We have a perfect storm upon us. We continue to urbanize our natural landscape at a rapid rate. This dramatic change from natural to urban results in the loss of natural landscape area and increased impervious surfaces that cannot absorb storm events. That, in turn, contributes to an increased urban heat island and less protection against storm surge and flooding. Much of our existing “gray” storm drainage infrastructure built during the last century is already breaking down and/or is undersized to handle the frequency and intensity of even “normal” storm events. Add to the equation that the world is rapidly feeling the effects of extreme weather events as a result of climate change, and we have a situation of dire urgency to respond with green infrastructure awareness, research, design preparedness, and disaster response.
Landscape change, a term developed by Kevin Robert Perry, studies the purposeful and rapid alteration of the natural landscape when developing cities and towns resulting in loss of landscape cover, increased impervious area, and eventual impairment of natural hydrological systems. While climate change is still, amazingly, being debated at multiple levels, the effects of landscape change are quite tangible, measurable, recent, and have shown to have significant negative social, economic, and environmental consequences.

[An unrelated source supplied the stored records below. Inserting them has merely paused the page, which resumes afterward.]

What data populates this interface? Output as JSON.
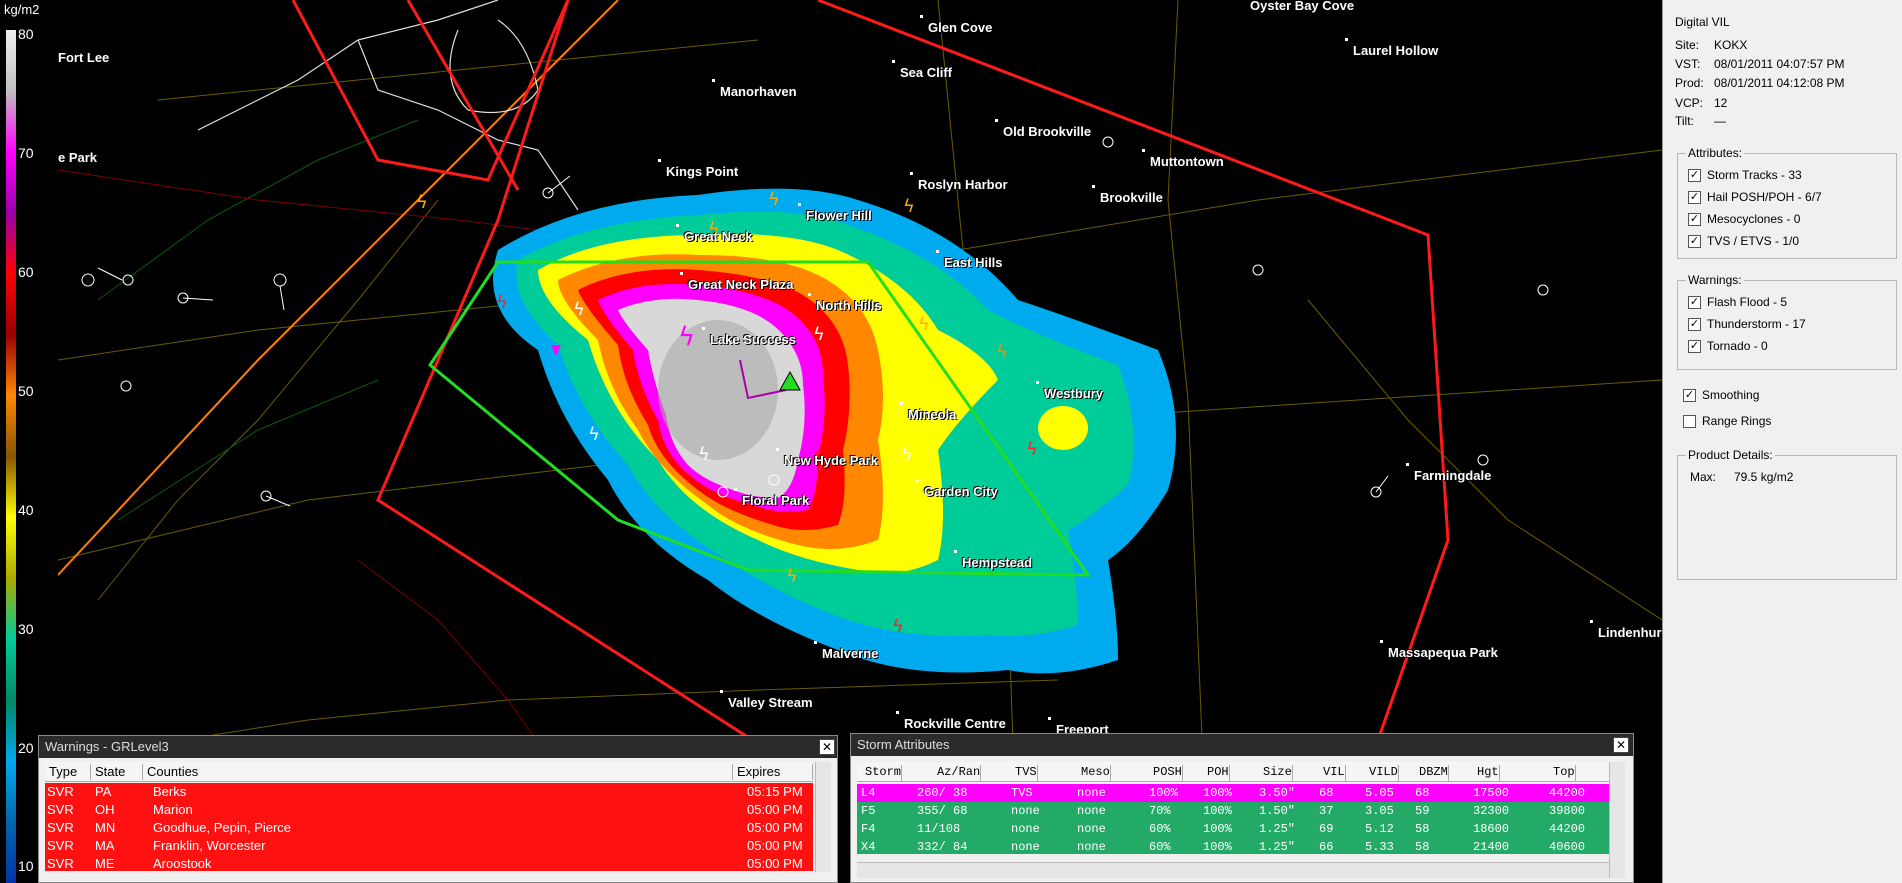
{
  "legend": {
    "unit": "kg/m2",
    "ticks": [
      "80",
      "70",
      "60",
      "50",
      "40",
      "30",
      "20",
      "10"
    ],
    "colors": [
      "#f0f0f0",
      "#c0c0c0",
      "#ff00ff",
      "#9900aa",
      "#ff0000",
      "#990000",
      "#ff8800",
      "#885500",
      "#ffff00",
      "#aaaa00",
      "#00cc99",
      "#008866",
      "#00aaee",
      "#0066aa",
      "#0033aa"
    ]
  },
  "places": [
    {
      "name": "Oyster Bay Cove"
    },
    {
      "name": "Fort Lee"
    },
    {
      "name": "Glen Cove"
    },
    {
      "name": "Laurel Hollow"
    },
    {
      "name": "Sea Cliff"
    },
    {
      "name": "Manorhaven"
    },
    {
      "name": "Old Brookville"
    },
    {
      "name": "Muttontown"
    },
    {
      "name": "e Park"
    },
    {
      "name": "Kings Point"
    },
    {
      "name": "Roslyn Harbor"
    },
    {
      "name": "Brookville"
    },
    {
      "name": "Flower Hill"
    },
    {
      "name": "Great Neck"
    },
    {
      "name": "East Hills"
    },
    {
      "name": "Great Neck Plaza"
    },
    {
      "name": "North Hills"
    },
    {
      "name": "Lake Success"
    },
    {
      "name": "Westbury"
    },
    {
      "name": "Mineola"
    },
    {
      "name": "New Hyde Park"
    },
    {
      "name": "Garden City"
    },
    {
      "name": "Floral Park"
    },
    {
      "name": "Farmingdale"
    },
    {
      "name": "Hempstead"
    },
    {
      "name": "Lindenhurst"
    },
    {
      "name": "Massapequa Park"
    },
    {
      "name": "Malverne"
    },
    {
      "name": "Valley Stream"
    },
    {
      "name": "Rockville Centre"
    },
    {
      "name": "Freeport"
    }
  ],
  "panel": {
    "product": "Digital VIL",
    "site_label": "Site:",
    "site": "KOKX",
    "vst_label": "VST:",
    "vst": "08/01/2011  04:07:57 PM",
    "prod_label": "Prod:",
    "prod": "08/01/2011  04:12:08 PM",
    "vcp_label": "VCP:",
    "vcp": "12",
    "tilt_label": "Tilt:",
    "tilt": "—",
    "attributes_title": "Attributes:",
    "attributes": [
      "Storm Tracks - 33",
      "Hail POSH/POH - 6/7",
      "Mesocyclones - 0",
      "TVS / ETVS - 1/0"
    ],
    "warnings_title": "Warnings:",
    "warnings": [
      "Flash Flood - 5",
      "Thunderstorm - 17",
      "Tornado - 0"
    ],
    "smoothing": "Smoothing",
    "range_rings": "Range Rings",
    "details_title": "Product Details:",
    "max_label": "Max:",
    "max_value": "79.5 kg/m2"
  },
  "warnings_window": {
    "title": "Warnings - GRLevel3",
    "columns": [
      "Type",
      "State",
      "Counties",
      "Expires"
    ],
    "rows": [
      [
        "SVR",
        "PA",
        "Berks",
        "05:15 PM"
      ],
      [
        "SVR",
        "OH",
        "Marion",
        "05:00 PM"
      ],
      [
        "SVR",
        "MN",
        "Goodhue, Pepin, Pierce",
        "05:00 PM"
      ],
      [
        "SVR",
        "MA",
        "Franklin, Worcester",
        "05:00 PM"
      ],
      [
        "SVR",
        "ME",
        "Aroostook",
        "05:00 PM"
      ]
    ]
  },
  "storm_window": {
    "title": "Storm Attributes",
    "columns": [
      "Storm",
      "Az/Ran",
      "TVS",
      "Meso",
      "POSH",
      "POH",
      "Size",
      "VIL",
      "VILD",
      "DBZM",
      "Hgt",
      "Top"
    ],
    "rows": [
      [
        "L4",
        "260/ 38",
        "TVS",
        "none",
        "100%",
        "100%",
        "3.50\"",
        "68",
        "5.05",
        "68",
        "17500",
        "44200"
      ],
      [
        "F5",
        "355/ 68",
        "none",
        "none",
        "70%",
        "100%",
        "1.50\"",
        "37",
        "3.05",
        "59",
        "32300",
        "39800"
      ],
      [
        "F4",
        "11/108",
        "none",
        "none",
        "60%",
        "100%",
        "1.25\"",
        "69",
        "5.12",
        "58",
        "18600",
        "44200"
      ],
      [
        "X4",
        "332/ 84",
        "none",
        "none",
        "60%",
        "100%",
        "1.25\"",
        "66",
        "5.33",
        "58",
        "21400",
        "40600"
      ]
    ],
    "row_colors": [
      "#ff00ff",
      "#22aa66",
      "#22aa66",
      "#22aa66"
    ]
  },
  "colors": {
    "warning_polygon": "#ff1a1a",
    "storm_polygon": "#22dd22",
    "county_line": "#6b5a00",
    "highway": "#ff8000"
  }
}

The 2019 IPBES Assessment Summary for Policymakers report states "The rate of global change in nature during the last 50 years is unprecedented", and "The goals for conserving and sustainably using nature cannot be met by current trajectories." This is a sobering look into the future and a call to action for the design community.
Urban Rain Design is committed to work with dedicated project partners to study and develop innovative green infrastructure design solutions to combat the effects of both landscape change and climate change.